## What to produce
Repeat the following entries exactly, excluding pictures.
-- Exercise inputs follows --
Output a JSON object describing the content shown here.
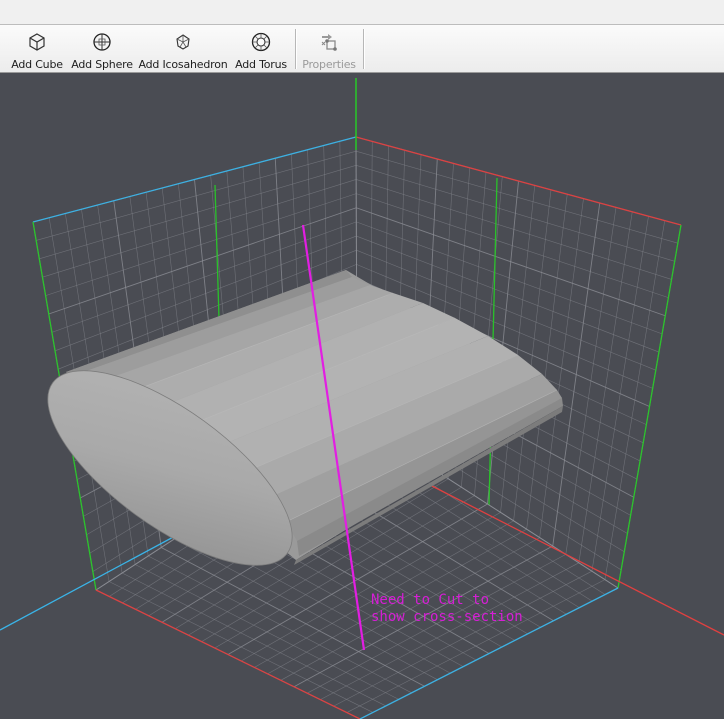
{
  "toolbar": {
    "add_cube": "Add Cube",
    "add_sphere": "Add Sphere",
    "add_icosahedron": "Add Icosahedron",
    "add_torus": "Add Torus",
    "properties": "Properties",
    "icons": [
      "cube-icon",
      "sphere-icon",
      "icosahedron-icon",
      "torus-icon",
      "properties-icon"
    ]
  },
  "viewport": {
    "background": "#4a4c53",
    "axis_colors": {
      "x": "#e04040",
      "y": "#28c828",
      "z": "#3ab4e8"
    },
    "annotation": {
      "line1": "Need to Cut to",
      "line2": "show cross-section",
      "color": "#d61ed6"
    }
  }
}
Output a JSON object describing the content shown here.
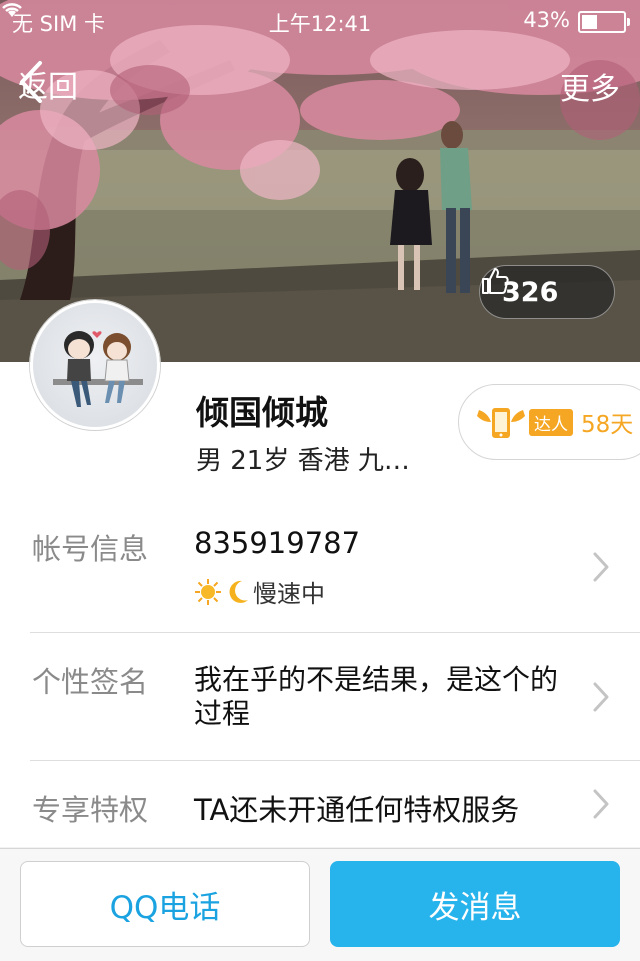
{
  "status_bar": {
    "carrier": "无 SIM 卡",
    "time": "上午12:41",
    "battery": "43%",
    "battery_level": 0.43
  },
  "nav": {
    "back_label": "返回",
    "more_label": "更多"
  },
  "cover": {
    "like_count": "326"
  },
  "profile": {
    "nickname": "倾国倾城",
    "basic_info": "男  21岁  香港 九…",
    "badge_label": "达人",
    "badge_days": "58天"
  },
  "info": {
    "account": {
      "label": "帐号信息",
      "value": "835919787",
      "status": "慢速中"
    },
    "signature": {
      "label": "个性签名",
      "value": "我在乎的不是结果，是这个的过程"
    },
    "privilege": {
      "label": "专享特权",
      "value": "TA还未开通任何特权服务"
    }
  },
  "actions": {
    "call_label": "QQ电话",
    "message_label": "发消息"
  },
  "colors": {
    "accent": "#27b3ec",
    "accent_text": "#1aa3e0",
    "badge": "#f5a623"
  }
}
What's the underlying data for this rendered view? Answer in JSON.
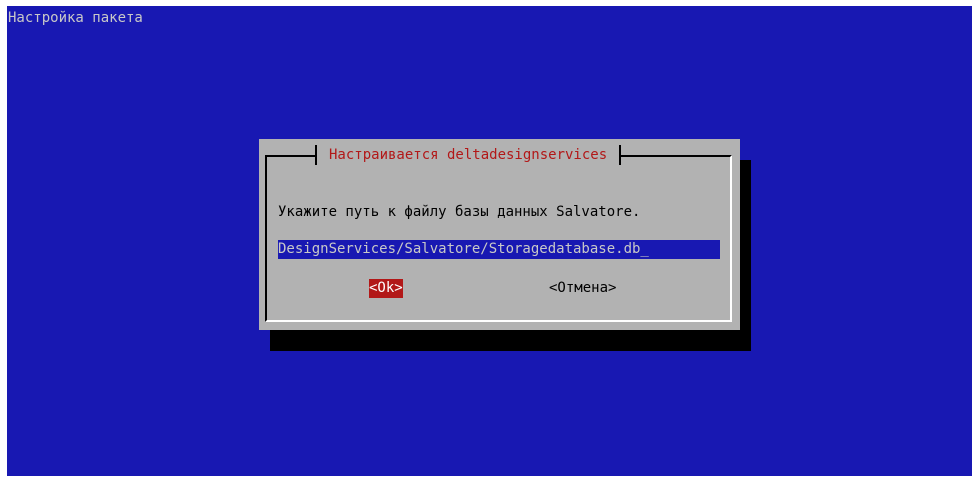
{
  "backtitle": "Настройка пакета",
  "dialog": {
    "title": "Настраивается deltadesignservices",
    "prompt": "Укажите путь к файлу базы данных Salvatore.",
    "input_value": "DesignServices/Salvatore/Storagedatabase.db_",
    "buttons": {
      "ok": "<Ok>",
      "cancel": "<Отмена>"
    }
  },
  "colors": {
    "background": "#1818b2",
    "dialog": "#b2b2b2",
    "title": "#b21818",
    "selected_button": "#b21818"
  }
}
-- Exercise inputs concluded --
## Solution for this task
Output a JSON object describing the content shown here.
{
  "toolbar": {
    "add_cube": "Add Cube",
    "add_sphere": "Add Sphere",
    "add_icosahedron": "Add Icosahedron",
    "add_torus": "Add Torus",
    "properties": "Properties",
    "icons": [
      "cube-icon",
      "sphere-icon",
      "icosahedron-icon",
      "torus-icon",
      "properties-icon"
    ]
  },
  "viewport": {
    "background": "#4a4c53",
    "axis_colors": {
      "x": "#e04040",
      "y": "#28c828",
      "z": "#3ab4e8"
    },
    "annotation": {
      "line1": "Need to Cut to",
      "line2": "show cross-section",
      "color": "#d61ed6"
    }
  }
}
Output a JSON object describing the content shown here.
{
  "status_bar": {
    "carrier": "无 SIM 卡",
    "time": "上午12:41",
    "battery": "43%",
    "battery_level": 0.43
  },
  "nav": {
    "back_label": "返回",
    "more_label": "更多"
  },
  "cover": {
    "like_count": "326"
  },
  "profile": {
    "nickname": "倾国倾城",
    "basic_info": "男  21岁  香港 九…",
    "badge_label": "达人",
    "badge_days": "58天"
  },
  "info": {
    "account": {
      "label": "帐号信息",
      "value": "835919787",
      "status": "慢速中"
    },
    "signature": {
      "label": "个性签名",
      "value": "我在乎的不是结果，是这个的过程"
    },
    "privilege": {
      "label": "专享特权",
      "value": "TA还未开通任何特权服务"
    }
  },
  "actions": {
    "call_label": "QQ电话",
    "message_label": "发消息"
  },
  "colors": {
    "accent": "#27b3ec",
    "accent_text": "#1aa3e0",
    "badge": "#f5a623"
  }
}
What's the underlying data for this rendered view? Answer in JSON.
{
  "backtitle": "Настройка пакета",
  "dialog": {
    "title": "Настраивается deltadesignservices",
    "prompt": "Укажите путь к файлу базы данных Salvatore.",
    "input_value": "DesignServices/Salvatore/Storagedatabase.db_",
    "buttons": {
      "ok": "<Ok>",
      "cancel": "<Отмена>"
    }
  },
  "colors": {
    "background": "#1818b2",
    "dialog": "#b2b2b2",
    "title": "#b21818",
    "selected_button": "#b21818"
  }
}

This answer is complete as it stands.